CfA Files Fraud Complaint Against Former KS Election Official Brian Newby
NEWBY MISSPENT GOVERNMENT FUNDS ON TOYS, BOOKS AND TRAVEL
FOR IMMEDIATE RELEASE: May 9, 2016
Contact: Daniel Stevens, firstname.lastname@example.org, 202.780.5750
WASHINGTON, D.C. – Today, Campaign for Accountability (CfA) called on Kansas Attorney General Derek Schmidt to investigate former Johnson County Election Commissioner Brian Newby for flagrantly violating Kansas criminal law by submitting false expenses, misusing public funds, and conspiring to cover up his conduct. Mr. Newby held his Kansas position for ten years, departing in November 2015 to serve as the executive director of the U.S. Election Assistance Commission.
CfA Executive Director Anne Weismann stated, “Mr. Newby treated the state treasury like his personal piggybank. He bilked taxpayers out of tens of thousands of dollars – buying high-priced toys and building a personal library – all while conspiring with a subordinate to avoid detection. The Attorney General should immediately investigate Mr. Newby’s actions and prosecute him to the fullest extent of the law.”
Mr. Newby’s misdeeds came to light as a result of a transition audit after he left office. On March 17, 2016, the Johnson County Auditor released a report, revealing his extensive misuse of state funds. Based on the audit, CfA has asked the Attorney General to investigate Mr. Newby for fraud, misuse of public funds, conspiracy, and obstruction of justice.
In a two-year period, from June 2013 through October 2015, Mr. Newby’s office spent at least $39,600.76 on questionable items, including $2,506.99 for a Google Glass Explorer, $649 for an Amazon Fire phone, and $479.98 for a GoPro Hero4 camera as well as $8,925.37 on books irrelevant to the office, with titles like Lonely Planet Georgia, Armenia, & Azerbaijan (Travel Guide) and Clinton, Inc.: The Audacious Rebuilding of a Political Machine.

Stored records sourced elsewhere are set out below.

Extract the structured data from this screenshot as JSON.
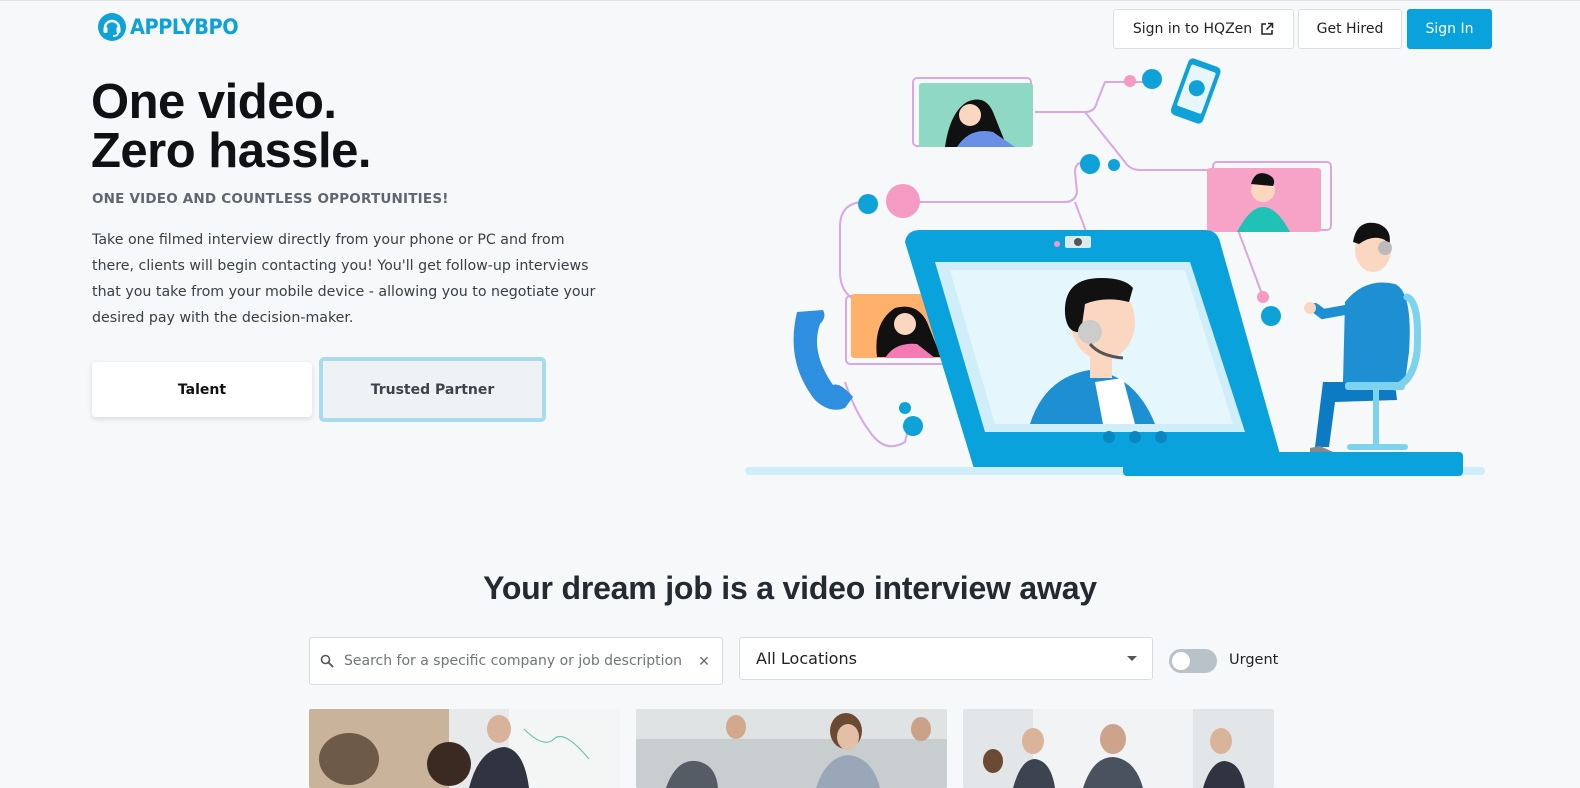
{
  "header": {
    "logo_text": "APPLYBPO",
    "hqzen_label": "Sign in to HQZen",
    "get_hired_label": "Get Hired",
    "sign_in_label": "Sign In"
  },
  "hero": {
    "title_line1": "One video.",
    "title_line2": "Zero hassle.",
    "subtitle": "ONE VIDEO AND COUNTLESS OPPORTUNITIES!",
    "description": "Take one filmed interview directly from your phone or PC and from there, clients will begin contacting you! You'll get follow-up interviews that you take from your mobile device - allowing you to negotiate your desired pay with the decision-maker.",
    "talent_label": "Talent",
    "partner_label": "Trusted Partner"
  },
  "jobs": {
    "section_title": "Your dream job is a video interview away",
    "search_placeholder": "Search for a specific company or job description",
    "search_value": "",
    "location_selected": "All Locations",
    "urgent_label": "Urgent",
    "urgent_on": false
  },
  "colors": {
    "brand": "#0aa2dc",
    "accent_pink": "#f59ac2",
    "accent_green": "#8ed8c4",
    "accent_orange": "#ffb06a"
  },
  "icons": [
    "logo-headset-icon",
    "external-link-icon",
    "search-icon",
    "clear-icon",
    "dropdown-caret-icon"
  ]
}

Auditors reported that 16 laptops were not recorded in the office’s official inventory. Mr. Newby justified these purchases, claiming he bought several computers at once “because he drops them often and wants to have a spare if needed.”
In addition, auditors found Mr. Newby made claims for improper reimbursements totaling $5,288 stemming from 36 of the 45 trips Mr. Newby took between January 2010 and August 2015. He made claims for travel when he actually was in the office, he upgraded rooms at government expense, and used a limousine service to travel to and from the local airport 34 times at a cost of $3,735, despite simultaneously receiving a monthly car allowance of $300.
Perhaps most damning, to avoid detection, rather than using his own state-issued credit card, Mr. Newby regularly used the card of the assistant commissioner. This allowed him to review and approve most of the purchases himself, as his own spending had to be approved by the county manager.
The full text of the audit can be found here.
Ms. Weisman continued, “Government officials who violate the public trust must be held accountable for their actions. No one who has abused his state office as Mr. Newby clearly did should be awarded a new perch in the federal government. The Election Assistance Commission should demand his resignation and its inspector general should also take a close look to make sure Mr. Newby hasn’t been replicating his Kansas spending habits in Washington.
CfA is nonprofit watchdog organization that uses research, litigation, and aggressive communications to expose misconduct and malfeasance in public life and hold those who act at the expense of the public good accountable for their actions.